Sin City, with its 38.9 million visitors in 2011, is actually pretty green. The Las Vegas Strip has been hailed as a model community, environmentally. The Monte Carlo replaced the boilers used in pool heating with more efficient plate-and-frame heat exchange units. Lighting enhancements at the Bellagio, which has 2,568 rooms, reduced power consumption by the amount it would take to supply 500 average US homes.
Electricity is central to the operations of a casino. Studies have demonstrated that product differentiation is the key success factor for casinos. Comfort is produced from illumination, ventilation and air conditioning. Casinos require an uninterrupted electrical supply – a blackout is hugely costly. A casino can expend over five times as much energy per square foots as the average large hospital. In Las Vegas, casinos consume a fifth of all electricity.
Lighting accounts for as much as 30 percent of a casino’s electricity use, the largest single item. Obviously, natural light should be employed whenever possible. One way to make savings is to use LEDs instead of light bulbs, which can also apply to slot machines. Game machines generally use between 30 and 35 percent of all the electricity in a casino, and the 209,000 found in Las Vegas are usually in operation 24 hours a day. Occupancy sensors can reduce usage with the added benefit that less cooling of the casino floor is required. Lighting retrofits can lead to cost savings of up to 30 percent, resulting on a return on investment in two years.
Solar panels are terribly environmentally-sound, and one of the leading examples of their use by a casino is the Rincon Casino on the Harrah native American reservation in San Diego, which derives its power from a nearby solar panel farm – an $8 million project that was one of the largest solar endeavours by a private company, and as such was half-funded by the California Solar Initiative. If there’s no solar panel farm to hand, placing them on roofs can produce approximately 5 to 10 percent of a casino’s electricity – casinos tend to have much roof space. MGM Resorts installed the largest rooftop solar array in the United States – 20 acres – as its Mandalay Bay Resort and Casino, which produces 20 percent of the electricity used.

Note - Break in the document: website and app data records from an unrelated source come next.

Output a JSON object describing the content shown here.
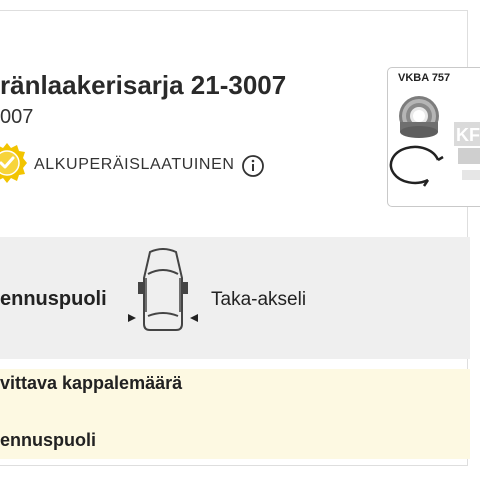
{
  "product": {
    "title": "ränlaakerisarja 21-3007",
    "subtitle": "007",
    "badge_text": "ALKUPERÄISLAATUINEN",
    "badge_icon": "quality-seal-icon",
    "info_icon": "info-icon",
    "accent_color": "#f2c400"
  },
  "thumbnail": {
    "label": "VKBA 757",
    "icons": [
      "wheel-bearing-icon",
      "retaining-ring-icon"
    ]
  },
  "fitment": {
    "side_label": "ennuspuoli",
    "axle_label": "Taka-akseli",
    "car_icon": "car-top-view-icon",
    "panel_color": "#efefef"
  },
  "details": {
    "quantity_label": "vittava kappalemäärä",
    "side_label": "ennuspuoli",
    "panel_color": "#fdf9e2"
  }
}
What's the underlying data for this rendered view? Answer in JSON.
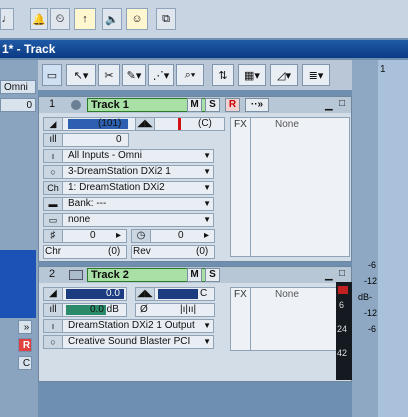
{
  "toolbar": {
    "note_icon": "♩",
    "tools": [
      "note-bells",
      "metronome",
      "arrow-up",
      "speaker",
      "smiley",
      "copy"
    ]
  },
  "window": {
    "title": "1* - Track"
  },
  "left_pane": {
    "omni": "Omni",
    "zero": "0",
    "reset": "R",
    "c": "C",
    "arrow": "»"
  },
  "strip": {
    "tools": [
      "select",
      "arrow",
      "scissors",
      "draw",
      "smart",
      "zoom",
      "snap",
      "grid",
      "vol",
      "list"
    ]
  },
  "track1": {
    "number": "1",
    "name": "Track 1",
    "m": "M",
    "s": "S",
    "r": "R",
    "arrows": "··»",
    "volume": "(101)",
    "pan": "(C)",
    "trim": "0",
    "input": "All Inputs - Omni",
    "output": "3-DreamStation DXi2 1",
    "channel_label": "Ch",
    "channel": "1: DreamStation DXi2",
    "bank": "Bank: ---",
    "patch": "none",
    "key_value": "0",
    "shift_value": "0",
    "chorus_label": "Chr",
    "chorus_value": "(0)",
    "reverb_label": "Rev",
    "reverb_value": "(0)",
    "fx_label": "FX",
    "fx_none": "None"
  },
  "track2": {
    "number": "2",
    "name": "Track 2",
    "m": "M",
    "s": "S",
    "volume": "0.0",
    "pan": "C",
    "trim": "0.0 dB",
    "phase": "Ø",
    "output": "DreamStation DXi2 1 Output",
    "input": "Creative Sound Blaster PCI",
    "fx_label": "FX",
    "fx_none": "None"
  },
  "meter": {
    "labels": [
      "-6",
      "-12",
      "dB-",
      "-12",
      "-6"
    ],
    "ticks": [
      "6",
      "24",
      "42"
    ]
  }
}
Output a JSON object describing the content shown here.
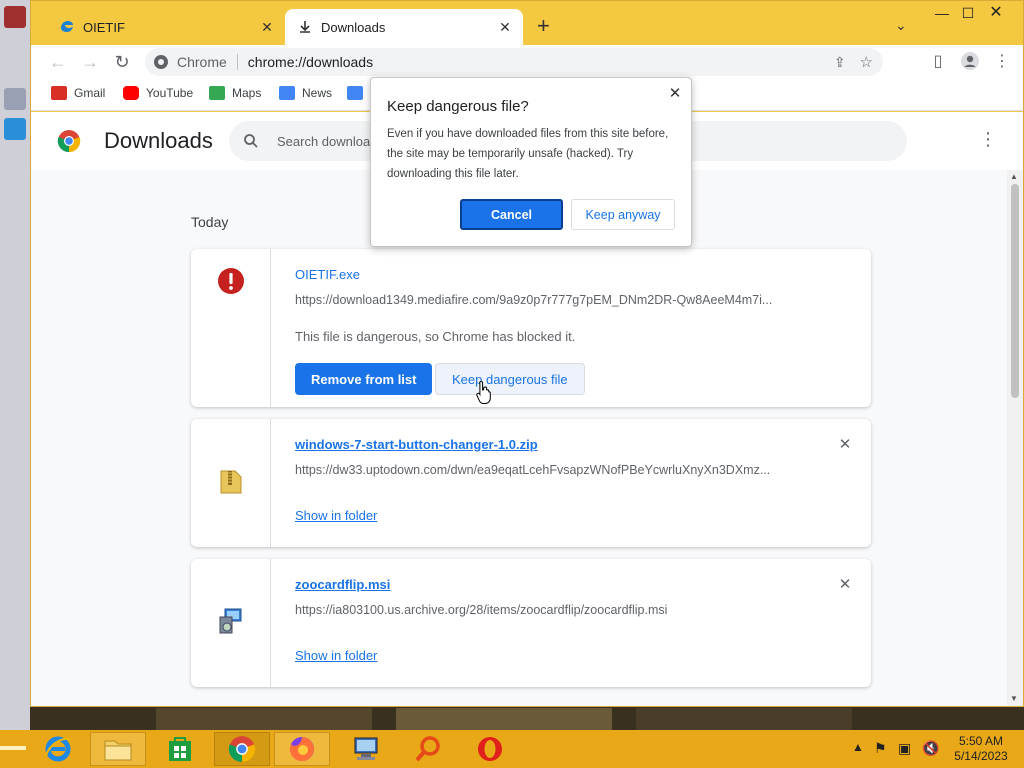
{
  "browser": {
    "tabs": [
      {
        "title": "OIETIF",
        "active": false
      },
      {
        "title": "Downloads",
        "active": true
      }
    ],
    "new_tab": "+",
    "window_controls": {
      "minimize": "—",
      "maximize": "☐",
      "close": "✕"
    },
    "omnibox": {
      "origin": "Chrome",
      "url": "chrome://downloads"
    },
    "bookmarks": [
      {
        "label": "Gmail",
        "color": "#d93025"
      },
      {
        "label": "YouTube",
        "color": "#ff0000"
      },
      {
        "label": "Maps",
        "color": "#34a853"
      },
      {
        "label": "News",
        "color": "#4285f4"
      }
    ]
  },
  "downloads": {
    "title": "Downloads",
    "search_placeholder": "Search downloads",
    "section_label": "Today",
    "items": [
      {
        "name": "OIETIF.exe",
        "url": "https://download1349.mediafire.com/9a9z0p7r777g7pEM_DNm2DR-Qw8AeeM4m7i...",
        "status": "This file is dangerous, so Chrome has blocked it.",
        "primary_action": "Remove from list",
        "secondary_action": "Keep dangerous file"
      },
      {
        "name": "windows-7-start-button-changer-1.0.zip",
        "url": "https://dw33.uptodown.com/dwn/ea9eqatLcehFvsapzWNofPBeYcwrluXnyXn3DXmz...",
        "action": "Show in folder"
      },
      {
        "name": "zoocardflip.msi",
        "url": "https://ia803100.us.archive.org/28/items/zoocardflip/zoocardflip.msi",
        "action": "Show in folder"
      }
    ]
  },
  "dialog": {
    "title": "Keep dangerous file?",
    "body": "Even if you have downloaded files from this site before, the site may be temporarily unsafe (hacked). Try downloading this file later.",
    "cancel_label": "Cancel",
    "keep_label": "Keep anyway"
  },
  "taskbar": {
    "time": "5:50 AM",
    "date": "5/14/2023"
  },
  "colors": {
    "accent": "#1a73e8",
    "danger": "#c5221f",
    "taskbar": "#e8a817",
    "tabstrip": "#f5c842"
  }
}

And last but not least, some casinos have slowly migrated online, using up energy on servers, but saving electricity overall. So today the growing number of environmentally conscious gamers can use online casinos for a responsible and a secure gaming experience.
Timothy Chilman used to work in IT. Once, in Sydney, he was turned down for a job because he was “too flamboyant” (“Someone who wears green tartan suspenders to a job interview probably isn’t going to fit in here”). Timothy then became an English teacher. University students in Bangkok complained that he was “too enthusiastic” and company students in Prague complained that he was “too theatrical.”